Some of that financing was for subway cars. Every time I get on the subway, I think about that. I’ve seen the city rebound. That gave me confidence, even through the depth of the COVID-19 crisis, that the city will bounce back.
“I consider it a privilege and a responsibility to be working on behalf of the teachers. You are using your talents and skill set to fund pensions for people who have made tremendous contributions to society.”
In 1997, I shifted from investment banking to the asset management side of the business. My clients were global institutional investors. I was lucky enough to work with teachers’ pension funds. I considered it a privilege and a responsibility to be working on behalf of the teachers. It was not just a paycheck. I was using my talents and skills to fund pensions for people who have made tremendous contributions to society.
In my case, that includes aunts, uncles, and cousins, so it was always easy for me to remember who I was working for. I also thought it was important to instill that culturally into my organizations, so I strongly urged my staff to volunteer in schools and learn about the people behind the pensions. I always felt that being a bridge to different but similar worlds was something important that I could contribute. In my Horace Mann days, it was important for me to go to my friends’ houses. But it was also important for them to come to see my world. Having that understanding flow back and forth goes to the common good and to community.

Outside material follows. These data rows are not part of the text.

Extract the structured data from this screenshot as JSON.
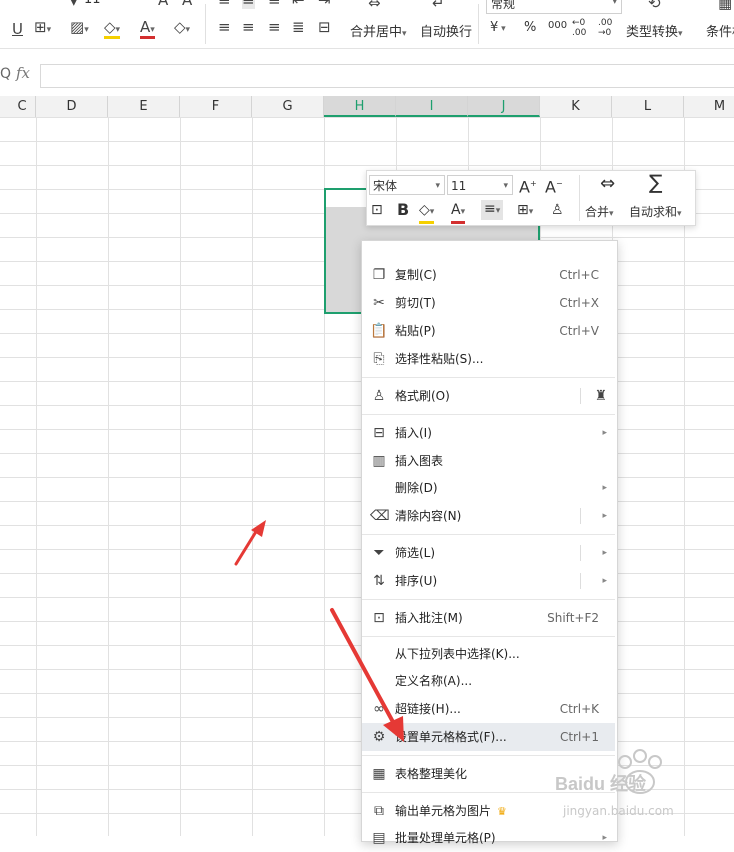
{
  "ribbon": {
    "font_size": "11",
    "number_format": "常规",
    "merge_center": "合并居中",
    "wrap_text": "自动换行",
    "currency": "¥",
    "percent": "%",
    "thousands": "000",
    "inc_decimal": "←0 .00",
    "dec_decimal": ".00 →0",
    "type_convert": "类型转换",
    "cond_format": "条件格"
  },
  "formula_bar": {
    "fx_label": "fx",
    "value": ""
  },
  "columns": [
    "C",
    "D",
    "E",
    "F",
    "G",
    "H",
    "I",
    "J",
    "K",
    "L",
    "M"
  ],
  "selected_columns": [
    "H",
    "I",
    "J"
  ],
  "mini_toolbar": {
    "font_name": "宋体",
    "font_size": "11",
    "bold": "B",
    "merge": "合并",
    "autosum": "自动求和"
  },
  "context_menu": {
    "items": [
      {
        "label": "复制(C)",
        "shortcut": "Ctrl+C"
      },
      {
        "label": "剪切(T)",
        "shortcut": "Ctrl+X"
      },
      {
        "label": "粘贴(P)",
        "shortcut": "Ctrl+V"
      },
      {
        "label": "选择性粘贴(S)...",
        "shortcut": ""
      },
      {
        "label": "格式刷(O)",
        "shortcut": ""
      },
      {
        "label": "插入(I)",
        "shortcut": ""
      },
      {
        "label": "插入图表",
        "shortcut": ""
      },
      {
        "label": "删除(D)",
        "shortcut": ""
      },
      {
        "label": "清除内容(N)",
        "shortcut": ""
      },
      {
        "label": "筛选(L)",
        "shortcut": ""
      },
      {
        "label": "排序(U)",
        "shortcut": ""
      },
      {
        "label": "插入批注(M)",
        "shortcut": "Shift+F2"
      },
      {
        "label": "从下拉列表中选择(K)...",
        "shortcut": ""
      },
      {
        "label": "定义名称(A)...",
        "shortcut": ""
      },
      {
        "label": "超链接(H)...",
        "shortcut": "Ctrl+K"
      },
      {
        "label": "设置单元格格式(F)...",
        "shortcut": "Ctrl+1"
      },
      {
        "label": "表格整理美化",
        "shortcut": ""
      },
      {
        "label": "输出单元格为图片",
        "shortcut": ""
      },
      {
        "label": "批量处理单元格(P)",
        "shortcut": ""
      }
    ]
  },
  "watermark": {
    "brand": "Baidu 经验",
    "url": "jingyan.baidu.com"
  },
  "colors": {
    "accent": "#1e9f6e",
    "arrow": "#e53935",
    "highlight": "#e8ebef"
  }
}
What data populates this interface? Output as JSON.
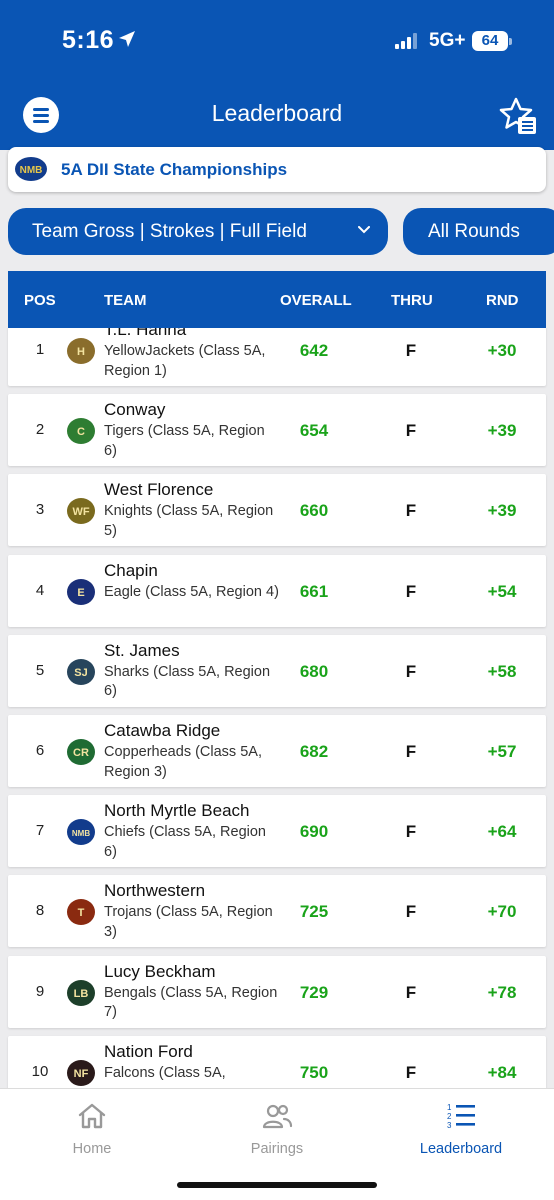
{
  "status_bar": {
    "time": "5:16",
    "network": "5G+",
    "battery": "64"
  },
  "header": {
    "title": "Leaderboard"
  },
  "event": {
    "title": "5A DII State Championships"
  },
  "filters": {
    "view": "Team Gross | Strokes | Full Field",
    "rounds": "All Rounds"
  },
  "table": {
    "columns": {
      "pos": "POS",
      "team": "TEAM",
      "overall": "OVERALL",
      "thru": "THRU",
      "rnd": "RND"
    },
    "rows": [
      {
        "pos": "1",
        "name": "T.L. Hanna",
        "detail": "YellowJackets (Class 5A, Region 1)",
        "overall": "642",
        "thru": "F",
        "rnd": "+30",
        "logo": "hanna-logo-icon",
        "logo_text": "H",
        "logo_color": "#8a6d2c"
      },
      {
        "pos": "2",
        "name": "Conway",
        "detail": "Tigers (Class 5A, Region 6)",
        "overall": "654",
        "thru": "F",
        "rnd": "+39",
        "logo": "conway-logo-icon",
        "logo_text": "C",
        "logo_color": "#2e7d32"
      },
      {
        "pos": "3",
        "name": "West Florence",
        "detail": "Knights (Class 5A, Region 5)",
        "overall": "660",
        "thru": "F",
        "rnd": "+39",
        "logo": "west-florence-logo-icon",
        "logo_text": "WF",
        "logo_color": "#7a6a1e"
      },
      {
        "pos": "4",
        "name": "Chapin",
        "detail": "Eagle (Class 5A, Region 4)",
        "overall": "661",
        "thru": "F",
        "rnd": "+54",
        "logo": "chapin-logo-icon",
        "logo_text": "E",
        "logo_color": "#1a2f78"
      },
      {
        "pos": "5",
        "name": "St. James",
        "detail": "Sharks (Class 5A, Region 6)",
        "overall": "680",
        "thru": "F",
        "rnd": "+58",
        "logo": "st-james-logo-icon",
        "logo_text": "SJ",
        "logo_color": "#27455c"
      },
      {
        "pos": "6",
        "name": "Catawba Ridge",
        "detail": "Copperheads (Class 5A, Region 3)",
        "overall": "682",
        "thru": "F",
        "rnd": "+57",
        "logo": "catawba-ridge-logo-icon",
        "logo_text": "CR",
        "logo_color": "#1f6b33"
      },
      {
        "pos": "7",
        "name": "North Myrtle Beach",
        "detail": "Chiefs (Class 5A, Region 6)",
        "overall": "690",
        "thru": "F",
        "rnd": "+64",
        "logo": "north-myrtle-beach-logo-icon",
        "logo_text": "NMB",
        "logo_color": "#123c8c"
      },
      {
        "pos": "8",
        "name": "Northwestern",
        "detail": "Trojans (Class 5A, Region 3)",
        "overall": "725",
        "thru": "F",
        "rnd": "+70",
        "logo": "northwestern-logo-icon",
        "logo_text": "T",
        "logo_color": "#8a2a10"
      },
      {
        "pos": "9",
        "name": "Lucy Beckham",
        "detail": "Bengals (Class 5A, Region 7)",
        "overall": "729",
        "thru": "F",
        "rnd": "+78",
        "logo": "lucy-beckham-logo-icon",
        "logo_text": "LB",
        "logo_color": "#1d3f2a"
      },
      {
        "pos": "10",
        "name": "Nation Ford",
        "detail": "Falcons (Class 5A,",
        "overall": "750",
        "thru": "F",
        "rnd": "+84",
        "logo": "nation-ford-logo-icon",
        "logo_text": "NF",
        "logo_color": "#2a1a1a"
      }
    ]
  },
  "tabbar": {
    "tabs": [
      {
        "label": "Home",
        "icon": "home-icon",
        "active": false
      },
      {
        "label": "Pairings",
        "icon": "pairings-icon",
        "active": false
      },
      {
        "label": "Leaderboard",
        "icon": "leaderboard-icon",
        "active": true
      }
    ]
  },
  "colors": {
    "brand": "#0a55b4",
    "score_green": "#1aa31a",
    "background": "#ececee"
  }
}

It might seem strange: How does volunteering in schools change investing decisions? Well, in difficult moments, investment managers have to make difficult choices. I wanted those choices sharpened. If you have nothing to lose beyond an anonymous person’s money, you’ll go further out on the risk spectrum. Whereas if you’re more vested with your clients, capital preservation becomes a bigger factor.
I believe that approach made a difference for the clients as well. During the financial crisis, in late 2008, a convertible arbitrage manager whom we had seeded came to me with an investment opportunity. He had identified 30 bonds, all of poor credit quality, being thrown out with everything else because the market had tanked. We scrubbed the portfolio with him. Our work suggested the bonds were going to be paid back within two and a half years. But however much we believed in the investment, we had to recognize that, in the middle of a panic, it’s very hard for investors to lock up their capital.
We found a way to structure the transaction to make it comfortable for our clients, given all that was going on. We structured it so we only made our money when we returned their money and then only if they had a 20% return on capital. That’s unusual. We did it to demonstrate that we believed in the investment. Frankly, we also structured it with a higher incentive fee on the back end if we made them more than 50% return which of course they were pleased to give us. We, the investors and the investment managers, all made a ton of money.
I’m proud of the trust our clients showed in us in the midst of such extreme market turmoil. Because we had cultivated a wonderful relationship with our clients—teachers’ pension funds and university endowments—they understood our DNA and knew we had their best interest at heart. There is a satisfaction in knowing that over your career you have gained currency with investors who understand you and your values.